Earlier Daf Yomi columns are noted here and links.

More on Bar-Asher Siegel, Introduction to the Grammar of Jewish Babylonian Aramaic

SETH SANDERS: Is There a Text in the Class? The Babylonian Talmud’s Intertwined Textual and Linguistic Histories. With reference to the review by Aaron Koller at the Talmud Blog, noted here.

More Christian Apocrypha updates
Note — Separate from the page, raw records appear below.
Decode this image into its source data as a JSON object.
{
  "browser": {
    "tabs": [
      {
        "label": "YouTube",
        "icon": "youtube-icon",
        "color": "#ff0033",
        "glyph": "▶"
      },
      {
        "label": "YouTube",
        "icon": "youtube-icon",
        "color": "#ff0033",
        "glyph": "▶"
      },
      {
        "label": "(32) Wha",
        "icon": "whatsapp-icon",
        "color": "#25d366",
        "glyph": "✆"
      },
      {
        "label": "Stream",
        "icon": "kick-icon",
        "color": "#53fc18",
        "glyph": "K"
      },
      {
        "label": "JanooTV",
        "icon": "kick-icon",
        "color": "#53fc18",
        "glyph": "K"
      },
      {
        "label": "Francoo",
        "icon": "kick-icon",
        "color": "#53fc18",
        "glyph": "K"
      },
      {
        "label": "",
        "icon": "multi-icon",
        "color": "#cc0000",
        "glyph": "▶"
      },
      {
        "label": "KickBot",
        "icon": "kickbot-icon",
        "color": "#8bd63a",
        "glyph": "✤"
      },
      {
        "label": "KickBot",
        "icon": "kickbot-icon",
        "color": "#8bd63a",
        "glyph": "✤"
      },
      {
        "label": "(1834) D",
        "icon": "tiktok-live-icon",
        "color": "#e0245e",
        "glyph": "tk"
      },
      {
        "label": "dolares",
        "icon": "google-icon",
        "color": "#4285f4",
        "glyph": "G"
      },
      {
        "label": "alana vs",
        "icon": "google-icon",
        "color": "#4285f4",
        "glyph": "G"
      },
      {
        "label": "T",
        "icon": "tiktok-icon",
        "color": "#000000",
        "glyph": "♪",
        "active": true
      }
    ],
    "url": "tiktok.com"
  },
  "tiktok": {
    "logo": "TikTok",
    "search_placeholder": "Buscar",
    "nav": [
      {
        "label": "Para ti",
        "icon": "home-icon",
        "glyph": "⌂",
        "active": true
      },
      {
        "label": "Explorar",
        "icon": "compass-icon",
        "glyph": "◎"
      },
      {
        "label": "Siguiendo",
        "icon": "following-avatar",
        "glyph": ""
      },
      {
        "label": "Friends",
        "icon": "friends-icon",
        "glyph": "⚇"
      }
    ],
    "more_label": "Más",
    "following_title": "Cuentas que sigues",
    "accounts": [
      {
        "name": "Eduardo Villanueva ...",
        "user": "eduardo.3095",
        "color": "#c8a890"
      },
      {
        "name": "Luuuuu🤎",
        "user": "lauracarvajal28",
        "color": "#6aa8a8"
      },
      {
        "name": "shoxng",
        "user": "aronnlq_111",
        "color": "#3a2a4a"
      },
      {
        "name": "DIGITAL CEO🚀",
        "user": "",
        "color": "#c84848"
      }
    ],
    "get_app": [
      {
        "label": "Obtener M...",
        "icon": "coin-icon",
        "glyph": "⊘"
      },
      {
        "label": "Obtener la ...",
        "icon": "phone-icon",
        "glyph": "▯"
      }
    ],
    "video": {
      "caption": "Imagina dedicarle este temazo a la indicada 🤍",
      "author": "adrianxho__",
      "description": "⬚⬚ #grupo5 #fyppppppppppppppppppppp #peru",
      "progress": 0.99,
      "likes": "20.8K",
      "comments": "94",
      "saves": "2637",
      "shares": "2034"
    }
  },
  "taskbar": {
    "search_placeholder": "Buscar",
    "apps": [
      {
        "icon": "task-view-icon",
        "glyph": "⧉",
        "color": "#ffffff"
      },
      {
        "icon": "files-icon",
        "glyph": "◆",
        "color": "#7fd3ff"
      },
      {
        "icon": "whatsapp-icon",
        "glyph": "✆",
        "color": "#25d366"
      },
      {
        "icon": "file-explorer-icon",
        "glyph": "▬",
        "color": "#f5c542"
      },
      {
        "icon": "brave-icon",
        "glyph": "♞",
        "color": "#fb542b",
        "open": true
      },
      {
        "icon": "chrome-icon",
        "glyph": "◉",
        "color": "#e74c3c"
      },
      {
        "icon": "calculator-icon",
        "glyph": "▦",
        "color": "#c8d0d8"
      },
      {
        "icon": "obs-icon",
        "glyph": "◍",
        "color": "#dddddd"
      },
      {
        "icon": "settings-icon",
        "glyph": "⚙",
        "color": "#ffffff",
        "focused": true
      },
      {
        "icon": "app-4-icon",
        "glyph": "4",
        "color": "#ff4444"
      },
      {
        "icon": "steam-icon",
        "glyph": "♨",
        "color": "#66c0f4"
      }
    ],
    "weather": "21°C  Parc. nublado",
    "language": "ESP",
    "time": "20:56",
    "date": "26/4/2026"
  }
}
AT APOCRYPHYCITY Tony Burke has been posting some summaries of texts translated in his and Brent Landau's forthcoming volume of More Christian Apocrypha. There are five entries so far:
More Christian Apocrypha Updates 5: On the Priesthood of Jesus
More Christian Apocrypha Updates 4: The Infancy Gospel of Thomas (Syriac)
More Christian Apocrypha Updates 3: The Hospitality of Dysmas
More Christian Apocrypha Updates 2: Revelation of the Magi
More Christian Apocrypha Updates 1: Legend of Aphroditianus
Go and have a look.